⟨

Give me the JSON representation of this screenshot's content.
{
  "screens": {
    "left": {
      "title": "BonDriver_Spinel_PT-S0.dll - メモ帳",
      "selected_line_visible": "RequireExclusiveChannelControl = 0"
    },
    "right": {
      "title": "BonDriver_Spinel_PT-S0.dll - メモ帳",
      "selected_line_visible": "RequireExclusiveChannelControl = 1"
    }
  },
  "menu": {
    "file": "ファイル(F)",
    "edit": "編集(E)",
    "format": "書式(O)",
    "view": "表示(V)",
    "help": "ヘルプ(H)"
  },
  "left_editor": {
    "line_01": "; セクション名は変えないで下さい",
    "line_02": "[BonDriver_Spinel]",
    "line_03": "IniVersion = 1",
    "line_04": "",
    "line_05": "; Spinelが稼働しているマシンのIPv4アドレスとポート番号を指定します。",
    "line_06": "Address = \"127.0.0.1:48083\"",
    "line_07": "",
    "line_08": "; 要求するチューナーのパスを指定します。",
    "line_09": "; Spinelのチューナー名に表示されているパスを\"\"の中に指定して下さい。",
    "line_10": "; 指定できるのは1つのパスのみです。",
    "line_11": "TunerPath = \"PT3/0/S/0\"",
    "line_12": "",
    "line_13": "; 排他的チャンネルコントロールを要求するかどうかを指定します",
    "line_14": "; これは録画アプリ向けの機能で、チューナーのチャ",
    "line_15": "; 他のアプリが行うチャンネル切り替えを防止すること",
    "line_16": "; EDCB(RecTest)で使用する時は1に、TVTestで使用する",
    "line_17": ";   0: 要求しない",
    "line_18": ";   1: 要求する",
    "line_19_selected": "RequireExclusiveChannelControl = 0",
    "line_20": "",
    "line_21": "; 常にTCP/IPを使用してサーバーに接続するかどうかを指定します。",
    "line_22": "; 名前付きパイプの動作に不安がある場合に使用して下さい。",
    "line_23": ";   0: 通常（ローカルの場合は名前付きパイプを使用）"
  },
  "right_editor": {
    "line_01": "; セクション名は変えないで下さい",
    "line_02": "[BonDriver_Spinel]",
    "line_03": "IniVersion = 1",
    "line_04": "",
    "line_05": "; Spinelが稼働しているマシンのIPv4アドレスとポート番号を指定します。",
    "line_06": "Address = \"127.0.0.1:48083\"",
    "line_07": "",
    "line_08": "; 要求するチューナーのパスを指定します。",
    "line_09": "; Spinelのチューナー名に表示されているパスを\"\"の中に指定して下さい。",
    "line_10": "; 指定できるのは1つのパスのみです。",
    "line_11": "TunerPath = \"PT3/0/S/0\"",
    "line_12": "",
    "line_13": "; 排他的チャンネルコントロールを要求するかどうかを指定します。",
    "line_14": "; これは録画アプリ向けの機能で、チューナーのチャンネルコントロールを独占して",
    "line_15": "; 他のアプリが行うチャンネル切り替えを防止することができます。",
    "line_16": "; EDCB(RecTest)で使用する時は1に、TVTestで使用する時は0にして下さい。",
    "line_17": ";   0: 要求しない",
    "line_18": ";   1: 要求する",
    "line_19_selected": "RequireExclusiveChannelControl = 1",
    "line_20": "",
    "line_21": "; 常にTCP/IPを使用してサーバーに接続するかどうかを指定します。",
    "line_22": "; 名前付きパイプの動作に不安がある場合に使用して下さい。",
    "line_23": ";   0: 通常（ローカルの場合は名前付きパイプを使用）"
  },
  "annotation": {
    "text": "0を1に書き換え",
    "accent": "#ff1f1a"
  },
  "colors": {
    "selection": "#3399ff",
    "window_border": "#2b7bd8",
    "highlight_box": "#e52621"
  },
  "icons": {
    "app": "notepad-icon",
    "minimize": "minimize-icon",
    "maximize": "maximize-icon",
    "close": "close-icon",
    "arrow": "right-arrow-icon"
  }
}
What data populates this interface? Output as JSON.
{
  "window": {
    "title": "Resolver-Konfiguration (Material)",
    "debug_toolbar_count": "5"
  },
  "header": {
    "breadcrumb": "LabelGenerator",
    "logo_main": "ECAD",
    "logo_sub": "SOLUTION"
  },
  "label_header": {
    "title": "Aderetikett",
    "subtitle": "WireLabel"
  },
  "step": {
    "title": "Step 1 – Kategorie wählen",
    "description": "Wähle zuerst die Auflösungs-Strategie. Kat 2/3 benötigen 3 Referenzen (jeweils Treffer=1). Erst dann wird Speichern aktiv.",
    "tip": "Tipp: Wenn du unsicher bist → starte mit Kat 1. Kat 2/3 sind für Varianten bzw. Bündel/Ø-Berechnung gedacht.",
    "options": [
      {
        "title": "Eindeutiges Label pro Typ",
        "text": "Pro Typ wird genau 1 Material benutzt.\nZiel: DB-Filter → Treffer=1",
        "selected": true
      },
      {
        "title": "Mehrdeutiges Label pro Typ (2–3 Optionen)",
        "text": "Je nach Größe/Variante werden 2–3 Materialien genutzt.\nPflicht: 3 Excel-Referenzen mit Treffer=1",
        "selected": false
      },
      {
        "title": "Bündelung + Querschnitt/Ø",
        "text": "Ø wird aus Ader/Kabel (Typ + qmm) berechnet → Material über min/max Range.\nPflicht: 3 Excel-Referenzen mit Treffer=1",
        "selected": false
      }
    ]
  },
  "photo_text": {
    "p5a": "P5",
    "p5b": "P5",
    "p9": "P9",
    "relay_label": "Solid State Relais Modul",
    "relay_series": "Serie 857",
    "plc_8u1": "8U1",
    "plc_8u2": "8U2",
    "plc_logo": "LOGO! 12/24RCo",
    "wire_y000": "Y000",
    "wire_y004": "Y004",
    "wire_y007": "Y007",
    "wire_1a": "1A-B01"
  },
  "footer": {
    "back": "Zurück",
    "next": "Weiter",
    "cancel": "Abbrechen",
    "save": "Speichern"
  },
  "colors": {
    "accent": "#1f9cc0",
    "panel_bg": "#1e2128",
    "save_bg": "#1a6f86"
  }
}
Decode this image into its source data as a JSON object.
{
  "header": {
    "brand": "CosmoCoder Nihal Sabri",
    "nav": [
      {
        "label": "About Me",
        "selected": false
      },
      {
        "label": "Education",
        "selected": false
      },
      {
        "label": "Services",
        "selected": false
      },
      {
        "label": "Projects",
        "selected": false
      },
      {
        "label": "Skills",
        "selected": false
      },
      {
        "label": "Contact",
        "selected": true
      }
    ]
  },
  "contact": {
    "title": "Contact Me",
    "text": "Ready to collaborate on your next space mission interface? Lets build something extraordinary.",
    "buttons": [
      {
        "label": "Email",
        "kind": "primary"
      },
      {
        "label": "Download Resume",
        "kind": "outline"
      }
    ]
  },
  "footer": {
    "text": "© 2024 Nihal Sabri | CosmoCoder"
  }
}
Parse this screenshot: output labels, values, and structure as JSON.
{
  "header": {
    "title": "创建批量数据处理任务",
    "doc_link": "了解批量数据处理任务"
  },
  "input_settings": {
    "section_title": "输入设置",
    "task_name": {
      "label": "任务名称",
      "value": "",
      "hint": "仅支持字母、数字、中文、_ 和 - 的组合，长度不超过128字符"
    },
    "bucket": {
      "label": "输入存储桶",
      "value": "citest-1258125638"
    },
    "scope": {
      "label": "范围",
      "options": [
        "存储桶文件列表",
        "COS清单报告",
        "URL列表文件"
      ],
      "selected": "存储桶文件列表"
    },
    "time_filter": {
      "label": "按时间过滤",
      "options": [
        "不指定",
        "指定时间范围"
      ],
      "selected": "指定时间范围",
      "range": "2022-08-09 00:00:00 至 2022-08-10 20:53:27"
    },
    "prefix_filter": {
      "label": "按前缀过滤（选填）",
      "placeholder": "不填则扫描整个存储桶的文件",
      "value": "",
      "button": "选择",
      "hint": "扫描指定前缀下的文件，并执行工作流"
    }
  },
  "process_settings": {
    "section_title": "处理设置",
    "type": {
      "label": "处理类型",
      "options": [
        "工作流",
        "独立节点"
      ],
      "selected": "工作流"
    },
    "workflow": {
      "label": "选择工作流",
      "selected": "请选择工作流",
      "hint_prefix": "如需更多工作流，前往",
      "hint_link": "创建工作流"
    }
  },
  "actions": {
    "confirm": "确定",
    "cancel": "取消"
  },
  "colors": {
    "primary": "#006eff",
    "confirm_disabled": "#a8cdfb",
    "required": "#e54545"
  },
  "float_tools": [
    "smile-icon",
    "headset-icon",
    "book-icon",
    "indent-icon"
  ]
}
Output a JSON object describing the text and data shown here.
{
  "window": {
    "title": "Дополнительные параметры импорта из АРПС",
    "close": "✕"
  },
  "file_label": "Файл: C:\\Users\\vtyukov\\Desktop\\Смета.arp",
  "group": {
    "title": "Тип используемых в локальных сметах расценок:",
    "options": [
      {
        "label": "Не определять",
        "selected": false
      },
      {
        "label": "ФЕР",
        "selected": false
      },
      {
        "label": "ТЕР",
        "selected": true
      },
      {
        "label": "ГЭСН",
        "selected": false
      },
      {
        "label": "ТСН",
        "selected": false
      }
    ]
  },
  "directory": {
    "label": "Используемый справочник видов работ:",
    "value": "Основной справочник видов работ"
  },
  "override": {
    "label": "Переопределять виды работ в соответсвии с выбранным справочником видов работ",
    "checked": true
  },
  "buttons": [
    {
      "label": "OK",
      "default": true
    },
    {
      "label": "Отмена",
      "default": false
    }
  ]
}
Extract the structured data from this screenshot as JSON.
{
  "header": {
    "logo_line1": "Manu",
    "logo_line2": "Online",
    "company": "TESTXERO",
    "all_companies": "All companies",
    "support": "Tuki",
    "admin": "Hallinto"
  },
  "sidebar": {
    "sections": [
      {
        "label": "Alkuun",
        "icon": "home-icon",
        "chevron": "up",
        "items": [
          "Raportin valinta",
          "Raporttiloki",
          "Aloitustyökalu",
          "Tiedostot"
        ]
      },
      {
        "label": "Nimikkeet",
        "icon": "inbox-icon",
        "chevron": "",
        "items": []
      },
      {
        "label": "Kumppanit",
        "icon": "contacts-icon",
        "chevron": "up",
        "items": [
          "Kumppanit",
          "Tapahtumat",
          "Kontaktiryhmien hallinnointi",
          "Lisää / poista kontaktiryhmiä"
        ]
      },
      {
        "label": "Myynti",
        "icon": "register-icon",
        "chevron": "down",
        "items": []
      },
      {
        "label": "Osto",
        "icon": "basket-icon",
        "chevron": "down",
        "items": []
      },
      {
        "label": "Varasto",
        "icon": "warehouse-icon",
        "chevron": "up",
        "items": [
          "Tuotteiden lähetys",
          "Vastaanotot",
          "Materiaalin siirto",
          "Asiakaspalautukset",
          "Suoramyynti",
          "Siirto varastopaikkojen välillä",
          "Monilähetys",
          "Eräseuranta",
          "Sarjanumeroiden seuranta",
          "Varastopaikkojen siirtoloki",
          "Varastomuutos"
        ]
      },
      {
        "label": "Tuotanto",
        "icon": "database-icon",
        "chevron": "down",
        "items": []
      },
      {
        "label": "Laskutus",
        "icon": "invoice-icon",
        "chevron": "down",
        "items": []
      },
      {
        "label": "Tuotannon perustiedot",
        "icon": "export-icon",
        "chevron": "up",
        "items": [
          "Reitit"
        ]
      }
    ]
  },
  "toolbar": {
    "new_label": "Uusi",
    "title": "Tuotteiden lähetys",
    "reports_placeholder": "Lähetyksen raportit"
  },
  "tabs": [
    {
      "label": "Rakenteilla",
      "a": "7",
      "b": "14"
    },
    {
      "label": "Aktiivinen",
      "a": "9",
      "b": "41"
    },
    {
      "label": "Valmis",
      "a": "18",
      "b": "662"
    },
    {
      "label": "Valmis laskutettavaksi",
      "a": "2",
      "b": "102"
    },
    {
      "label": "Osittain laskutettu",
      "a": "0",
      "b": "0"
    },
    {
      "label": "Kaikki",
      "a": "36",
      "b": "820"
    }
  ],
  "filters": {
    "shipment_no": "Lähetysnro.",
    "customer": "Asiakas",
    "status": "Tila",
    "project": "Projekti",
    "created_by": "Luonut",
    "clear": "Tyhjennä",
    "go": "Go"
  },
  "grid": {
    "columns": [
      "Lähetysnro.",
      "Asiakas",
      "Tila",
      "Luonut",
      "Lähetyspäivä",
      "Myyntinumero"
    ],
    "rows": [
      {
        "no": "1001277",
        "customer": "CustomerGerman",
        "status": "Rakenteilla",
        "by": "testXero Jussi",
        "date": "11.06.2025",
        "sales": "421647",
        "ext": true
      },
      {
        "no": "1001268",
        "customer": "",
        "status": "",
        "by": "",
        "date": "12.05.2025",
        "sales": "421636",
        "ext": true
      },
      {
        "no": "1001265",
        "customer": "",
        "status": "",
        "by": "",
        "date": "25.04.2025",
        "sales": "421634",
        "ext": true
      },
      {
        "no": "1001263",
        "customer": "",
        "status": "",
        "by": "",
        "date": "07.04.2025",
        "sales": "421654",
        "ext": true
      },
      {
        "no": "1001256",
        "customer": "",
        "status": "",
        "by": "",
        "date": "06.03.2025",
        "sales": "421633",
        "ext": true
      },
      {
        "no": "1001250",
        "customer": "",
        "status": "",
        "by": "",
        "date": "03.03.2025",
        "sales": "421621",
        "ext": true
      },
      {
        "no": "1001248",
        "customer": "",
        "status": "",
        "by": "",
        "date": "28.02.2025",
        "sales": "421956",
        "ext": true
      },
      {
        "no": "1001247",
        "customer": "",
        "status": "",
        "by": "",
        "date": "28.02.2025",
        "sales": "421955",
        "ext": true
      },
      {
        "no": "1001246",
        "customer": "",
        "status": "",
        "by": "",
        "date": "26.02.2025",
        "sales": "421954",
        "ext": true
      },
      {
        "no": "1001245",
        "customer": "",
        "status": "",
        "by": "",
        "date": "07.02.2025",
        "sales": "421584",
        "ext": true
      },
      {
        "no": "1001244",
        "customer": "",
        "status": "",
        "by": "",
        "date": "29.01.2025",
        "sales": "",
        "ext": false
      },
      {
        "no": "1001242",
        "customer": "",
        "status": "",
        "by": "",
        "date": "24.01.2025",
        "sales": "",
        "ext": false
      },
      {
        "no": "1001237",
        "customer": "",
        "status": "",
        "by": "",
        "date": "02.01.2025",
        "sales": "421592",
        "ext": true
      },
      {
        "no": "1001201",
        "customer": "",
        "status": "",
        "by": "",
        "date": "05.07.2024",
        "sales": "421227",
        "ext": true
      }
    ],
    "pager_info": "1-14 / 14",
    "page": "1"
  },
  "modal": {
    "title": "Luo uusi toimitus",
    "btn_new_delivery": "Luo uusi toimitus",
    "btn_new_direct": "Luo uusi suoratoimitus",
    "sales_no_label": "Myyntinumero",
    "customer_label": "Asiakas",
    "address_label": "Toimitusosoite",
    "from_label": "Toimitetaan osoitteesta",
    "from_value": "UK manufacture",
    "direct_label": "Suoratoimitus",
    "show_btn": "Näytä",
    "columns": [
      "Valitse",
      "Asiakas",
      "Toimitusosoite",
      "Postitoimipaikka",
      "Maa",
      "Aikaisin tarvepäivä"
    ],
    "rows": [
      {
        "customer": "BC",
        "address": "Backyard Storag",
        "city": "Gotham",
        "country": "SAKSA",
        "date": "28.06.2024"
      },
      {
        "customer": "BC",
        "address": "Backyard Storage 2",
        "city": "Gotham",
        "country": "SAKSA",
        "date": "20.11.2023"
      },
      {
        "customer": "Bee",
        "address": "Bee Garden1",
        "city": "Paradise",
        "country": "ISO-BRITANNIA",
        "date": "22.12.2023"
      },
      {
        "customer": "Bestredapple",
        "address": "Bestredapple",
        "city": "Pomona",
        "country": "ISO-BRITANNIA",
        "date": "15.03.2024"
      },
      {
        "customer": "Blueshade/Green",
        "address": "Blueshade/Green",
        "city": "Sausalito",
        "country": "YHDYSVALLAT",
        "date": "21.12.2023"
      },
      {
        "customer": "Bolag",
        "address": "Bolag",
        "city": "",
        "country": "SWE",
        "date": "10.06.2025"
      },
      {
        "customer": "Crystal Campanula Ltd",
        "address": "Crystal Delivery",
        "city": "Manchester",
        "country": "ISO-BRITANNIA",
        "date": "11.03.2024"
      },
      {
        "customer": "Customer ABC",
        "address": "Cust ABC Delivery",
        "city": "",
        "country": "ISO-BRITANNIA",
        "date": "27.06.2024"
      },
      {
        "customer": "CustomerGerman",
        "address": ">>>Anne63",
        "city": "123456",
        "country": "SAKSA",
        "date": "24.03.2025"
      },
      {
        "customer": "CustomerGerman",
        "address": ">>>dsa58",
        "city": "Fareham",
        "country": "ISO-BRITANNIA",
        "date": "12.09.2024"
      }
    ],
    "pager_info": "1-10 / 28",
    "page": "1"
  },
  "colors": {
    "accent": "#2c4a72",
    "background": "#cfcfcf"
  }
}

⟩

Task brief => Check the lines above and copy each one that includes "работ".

Answer for this exercise =>
    "label": "Используемый справочник видов работ:",
    "value": "Основной справочник видов работ"
    "label": "Переопределять виды работ в соответсвии с выбранным справочником видов работ",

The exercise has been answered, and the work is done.